Sunday, December 30, 2007

This week: Class size, the sequel

Last week, skoolboy wrote a series of posts about class size (see here, here, and here.)

I'll be celebrating the new year on Monday and Tuesday, so we'll meet again in 2008.

On Wednesday, Leonie Haimson of NYC's Class Size Matters will respond to skoolboy's posts. On Thursday and Friday, I'll take a look at the recently released NYC class size data.

In the meantime, check out skoolboy's top 5 education stories of 2007 here. Happy New Year, everyone!

2 comments:

jd2718 said...

Don't miss this. I could be wrong, but I think it matters.

Jonathan

La Maestra said...

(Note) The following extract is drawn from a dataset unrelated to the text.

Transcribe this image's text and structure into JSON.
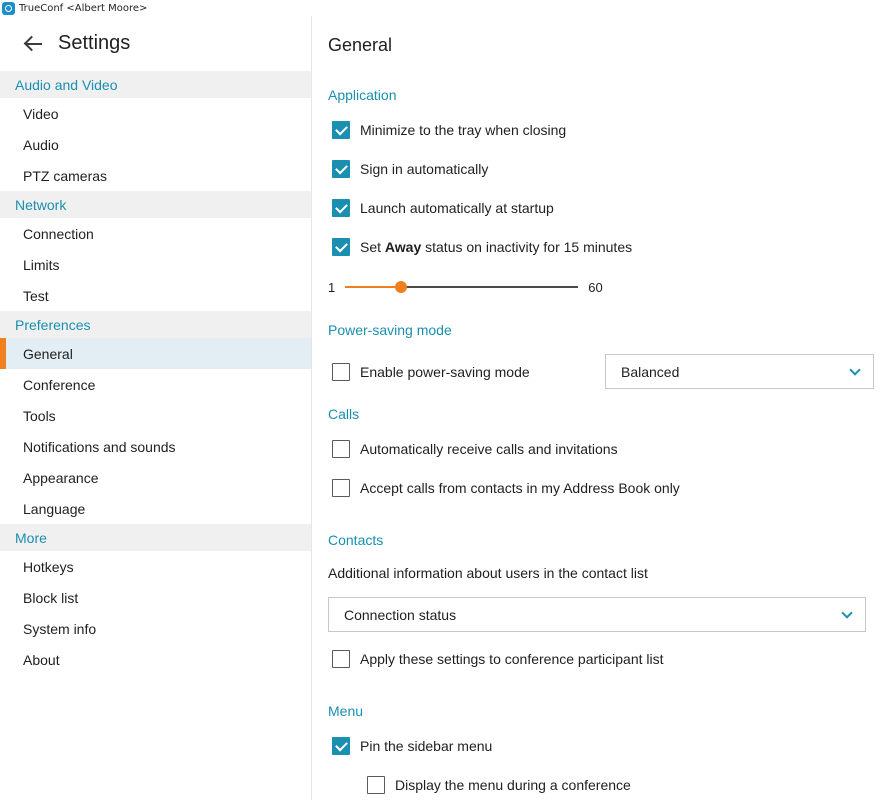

I don't know if any research has been done on this, but I'd be interested in exploring whether any connection exists between class size and teacher recruitment and retention. I taught 4th grade in California for five years, and I had 32 students in my class. If I had taught 3rd grade, my class size would have been limited to 20, and I think my job would have been easier - fewer papers to grade in each batch, fewer students to differentiate for, simply fewer students to think about. Plenty of peers in my credential program in CA wanted to teach in grades K-3 because they would only have 20 students. While I think class size reduction probably does have benefits for student learning, I think it also makes teachers' jobs somewhat more manageable and might have long-term effects of what grade teachers want to teach and how long they stick with teaching. (Obviously, when class size reduction is initially implemented it caused lots of teacher recruitment problems in CA, but now more than 10 years later, I'd think connections between class size and teacher recruitment/retention could be studied without the initial challenges interfering with the data.) I'd love to know if there's any research in this area.